Dangerous Off-Shore Excursions

One of the many features offered through a cruise are the exciting off-shore excursions located at each port. Cruise liners routinely recommend various excursions at each port to passengers. These excursions include a variety of activities, and one popular attraction involves zip lining tours. Problems arise when a cruise company contracts with a less than reputable excursion company.

If it is discovered that the cruise company is aware that an activity or a company offering an activity is unsafe, the cruise line along with the excursion company could be held liable for any injuries sustained on that unsafe activity. In the summer of 2018, after a Royal Caribbean passenger was killed while on a ziplining excursion in Roatan, Honduras, it was discovered that the company had received dozens of complaints about the safety of this specific activity but did nothing with these complaints. One should never assume that a cruise company has researched and approved all listed excursions. We recommend you always do your own research and properly plan out excursion activities before exploring any of the popular cruise ship ports.

Man-Overboard Detection Systems

When someone falls overboard a cruise ship, questions of what could have been done to prevent the tragedy almost always arise. The technology to prevent these tragedies is there, but for some reason, cruise lines have resisted installing man-overboard detection systems to help prevent these tragedies. The cost is approximately $300,000 to $500,000 per vessel, which may seem like an extreme cost.  However, it pales in comparison to the loss of a human life.


If you have been injured on your cruise, on a wet and slippery deck, down a poorly lit staircase or steep gangway, in port on an excursion, or on a tender boat- it is important that you speak as soon as possible with a lawyer who specializes in personal injury claims against cruise lines. Most cruise lines, including CarnivalRoyal CaribbeanCelebrityNorwegianMSCDisneyHolland AmericaPrincess, Costa, Regents Seven Seas and Oceania require that claims against them be pursued in a very specific place under very strict deadlines. Failure to comply with each individual cruise lines deadlines can result in a complete loss of any and all legal rights.

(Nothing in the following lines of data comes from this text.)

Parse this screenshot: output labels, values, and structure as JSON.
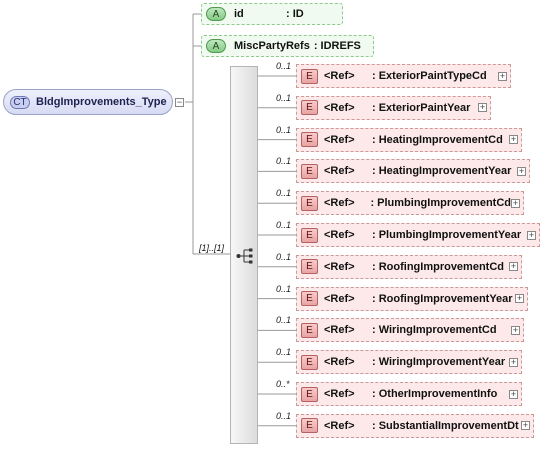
{
  "complex_type": {
    "badge": "CT",
    "name": "BldgImprovements_Type"
  },
  "attributes": [
    {
      "badge": "A",
      "name": "id",
      "type": ": ID"
    },
    {
      "badge": "A",
      "name": "MiscPartyRefs",
      "type": ": IDREFS"
    }
  ],
  "sequence": {
    "occurrence": "[1]..[1]"
  },
  "elements": [
    {
      "badge": "E",
      "occurrence": "0..1",
      "ref": "<Ref>",
      "name": ": ExteriorPaintTypeCd",
      "expand": "+"
    },
    {
      "badge": "E",
      "occurrence": "0..1",
      "ref": "<Ref>",
      "name": ": ExteriorPaintYear",
      "expand": "+"
    },
    {
      "badge": "E",
      "occurrence": "0..1",
      "ref": "<Ref>",
      "name": ": HeatingImprovementCd",
      "expand": "+"
    },
    {
      "badge": "E",
      "occurrence": "0..1",
      "ref": "<Ref>",
      "name": ": HeatingImprovementYear",
      "expand": "+"
    },
    {
      "badge": "E",
      "occurrence": "0..1",
      "ref": "<Ref>",
      "name": ": PlumbingImprovementCd",
      "expand": "+"
    },
    {
      "badge": "E",
      "occurrence": "0..1",
      "ref": "<Ref>",
      "name": ": PlumbingImprovementYear",
      "expand": "+"
    },
    {
      "badge": "E",
      "occurrence": "0..1",
      "ref": "<Ref>",
      "name": ": RoofingImprovementCd",
      "expand": "+"
    },
    {
      "badge": "E",
      "occurrence": "0..1",
      "ref": "<Ref>",
      "name": ": RoofingImprovementYear",
      "expand": "+"
    },
    {
      "badge": "E",
      "occurrence": "0..1",
      "ref": "<Ref>",
      "name": ": WiringImprovementCd",
      "expand": "+"
    },
    {
      "badge": "E",
      "occurrence": "0..1",
      "ref": "<Ref>",
      "name": ": WiringImprovementYear",
      "expand": "+"
    },
    {
      "badge": "E",
      "occurrence": "0..*",
      "ref": "<Ref>",
      "name": ": OtherImprovementInfo",
      "expand": "+"
    },
    {
      "badge": "E",
      "occurrence": "0..1",
      "ref": "<Ref>",
      "name": ": SubstantialImprovementDt",
      "expand": "+"
    }
  ]
}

Aronfeld Trial Lawyers is a maritime personal injury firm located in Miami, Florida since 1991.  We have fought hard to hold cruise lines accountable when they put their profits ahead of passenger safety.  We are available 24/7 and encourage you to contact us even if you are still on your cruise. The sooner we can begin our investigation and preservation of key evidence, such as the CCTV footage of your trip and fall, slip and fall, assault or other type of injury the more likely we will be able to understand and prove how the incident occurred. Remember, the cruise lines have the most aggressive and well-funded defense lawyers in the world- protecting their profits.  You need an experienced legal advocate in your corner who will fight to obtain the compensation you deserve for lost wages, medical expenses, transportation reimbursement and pain and suffering.  Call us today and speak with a cruise ship claims lawyer about your potential claim- toll free 1-866-597-4529305-441-0440, or by email. We are ready to help.